Reshaping Palestine: Inside Israel's new 'annexation cabinet'
The state-run Israeli Kan-Reshet Bet radio station reported that the cabinet's agenda will include dealing with the economic fallout of the coronavirus pandemic, Iran - which Netanyahu says is an existential threat - international legal moves against Israel (stemming from the occupation) and "the question of sovereignty" in the occupied West Bank.
Jordan has issued a stern warning to Israel against annexation of territory, most of which is along its own border with the West Bank. Analysts are divided over whether the largest cabinet in Israeli history will proceed with the potentially explosive step, which would violate the UN charter's ban on acquiring territory by force.
But it appears to have a green light from the US administration of Donald Trump.
Seen through the eyes of the predominantly Palestinian Joint List grouping, which scored a stunning fifteen seats in the March election and comprises the second largest opposition party, both Netanyahu and Gantz are anti-Palestinian racists.
|Analysts are divided over whether the largest cabinet in Israeli history will proceed with the potentially explosive step of annexation|
"Our main discussion is that the current parties are racist," Sami Abu Shehadeh, a Joint List MP, told The New Arab. "We're trying to promote our political agenda, which is to make Israel a normal democracy, a state of all its citizens."
"There is a wide racist consensus against the Arab population," Abu Shehadeh added, noting that Gantz could have formed a coalition with the Joint List's backing but chose Netanyahu instead.
He predicts the government will probably remain intact at least for its first two years. "I don't think Gantz is as weak as everyone is describing him. He's racist but he is not so weak. I think this government can be stable for at least its first half because Netanyahu wants to continue being prime minister."
|Read more: The day after annexation: Israel, Palestine and the
Of the possible Jordan Valley annexation in the West Bank, which could take place in July, Abu Shehadeh said: "We are against any widening of the occupation and finishing the Palestinian dream."
But he said it is not a foregone conclusion. "Annexation depends also on what the Palestinians and Jordanians do."
Within Israel, much discussion has focused on the sheer size of the cabinet and the expectation that it would waste vast sums of taxpayer money at a time of severe economic crisis caused by Covid-19. The unemployment rate now stands at twenty two percent.
All told, there are 36 ministers and fifteen deputy ministers, something that reflects Netanyahu's preference for pampering loyalists over having a streamlined government.
"I expect quite a lot of dissent from the public about the size of the government," predicted political scientist Eran Vigoda-Gadot, dean of the social science faculty at the University of Haifa.
Terming the size "outrageous" he added "there is a discrepancy between the rough economic situation of families and the waste of public money. People feel the government is not sensitive enough to the weaker segments of society."
|Netanyahu feels this is a time in history when Trump is still in power, he feels it's a window of opportunity. He wants to go down in history as the one who started annexation|

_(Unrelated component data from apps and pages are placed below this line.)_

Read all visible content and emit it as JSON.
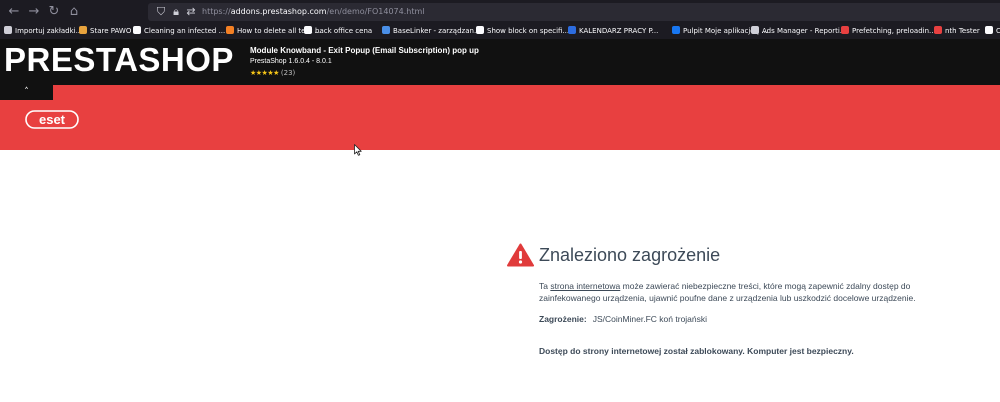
{
  "browser": {
    "url_prefix": "https://",
    "url_host": "addons.prestashop.com",
    "url_path": "/en/demo/FO14074.html",
    "bookmarks": [
      {
        "label": "Importuj zakładki...",
        "color": "#cfcfd8"
      },
      {
        "label": "Stare PAWO",
        "color": "#e8a33d"
      },
      {
        "label": "Cleaning an infected ...",
        "color": "#fbfbfe"
      },
      {
        "label": "How to delete all text ...",
        "color": "#f48024"
      },
      {
        "label": "back office cena",
        "color": "#fbfbfe"
      },
      {
        "label": "BaseLinker - zarządzan...",
        "color": "#4a8fe7"
      },
      {
        "label": "Show block on specifi...",
        "color": "#fbfbfe"
      },
      {
        "label": "KALENDARZ PRACY P...",
        "color": "#2d6cdf"
      },
      {
        "label": "Pulpit Moje aplikacje | ...",
        "color": "#1877f2"
      },
      {
        "label": "Ads Manager - Reporti...",
        "color": "#cfcfd8"
      },
      {
        "label": "Prefetching, preloadin...",
        "color": "#e84040"
      },
      {
        "label": "nth Tester",
        "color": "#e84040"
      },
      {
        "label": "C",
        "color": "#fbfbfe"
      }
    ]
  },
  "prestashop": {
    "logo": "PRESTASHOP",
    "module_title": "Module Knowband - Exit Popup (Email Subscription) pop up",
    "version": "PrestaShop 1.6.0.4 - 8.0.1",
    "stars": "★★★★★",
    "rating": 5,
    "review_count": "(23)"
  },
  "eset": {
    "logo_text": "eset",
    "brand_color": "#e84040",
    "title": "Znaleziono zagrożenie",
    "body_prefix": "Ta ",
    "body_link": "strona internetowa",
    "body_suffix": " może zawierać niebezpieczne treści, które mogą zapewnić zdalny dostęp do zainfekowanego urządzenia, ujawnić poufne dane z urządzenia lub uszkodzić docelowe urządzenie.",
    "threat_label": "Zagrożenie:",
    "threat_value": "JS/CoinMiner.FC koń trojański",
    "blocked_message": "Dostęp do strony internetowej został zablokowany. Komputer jest bezpieczny."
  }
}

The cabinet is a result of an alliance between Netanyahu and Benny Gantz, leader of the Blue and White (Kahol Lavan) party. Gantz had vowed during election campaigns to oust Netanyahu but went back on his promise to the dismay of many of his voters.
According to the coalition agreement, Gantz, a lacklustre former army chief of staff, will serve as defence minister under Netanyahu for two years and then become prime minister, with Netanyahu remaining as his deputy.
Netanyahu goes on trial next week for four counts of corruption, including allegedly conspiring to financially benefit a newspaper in exchange for favourable coverage. The court could decide that he is unfit to be prime minister, which would force him out and trigger new elections.
|Read more: Remembering 72 years of the Nakba in the shadow of
Likud party central committee member Zalman Shoval, a former ambassador to the US, said application of Israeli sovereignty in the Jordan Valley would depend on US approval. He said the strategic nature of the Jordan Valley means it must remain under Israeli control, but he declined to specify whether or not he favours formal annexation.
Shoval did not back Netanyahu on the size of the new cabinet. "Its main task is how to cope with corona[virus] and the impact of corona[virus] on the economic sphere, so forming this government (with Blue and White) was inevitable. But all in all, such a big government is not good. Its functions are so split up it is not clear who is responsible for what."
Vigoda-Gadot, the University of Haifa political scientist, predicts that the new cabinet will move forward with plans to annex parts of the West Bank.
"I think Netanyahu feels this is a time in history when Trump is still in power, he feels it's a window of opportunity. I think there will be some move towards limited annexation, maybe only in the Jordan Valley. I think Netanyahu wants to go down in history as the one who started annexation."
Ben Lynfield is a journalist currently based in Jerusalem.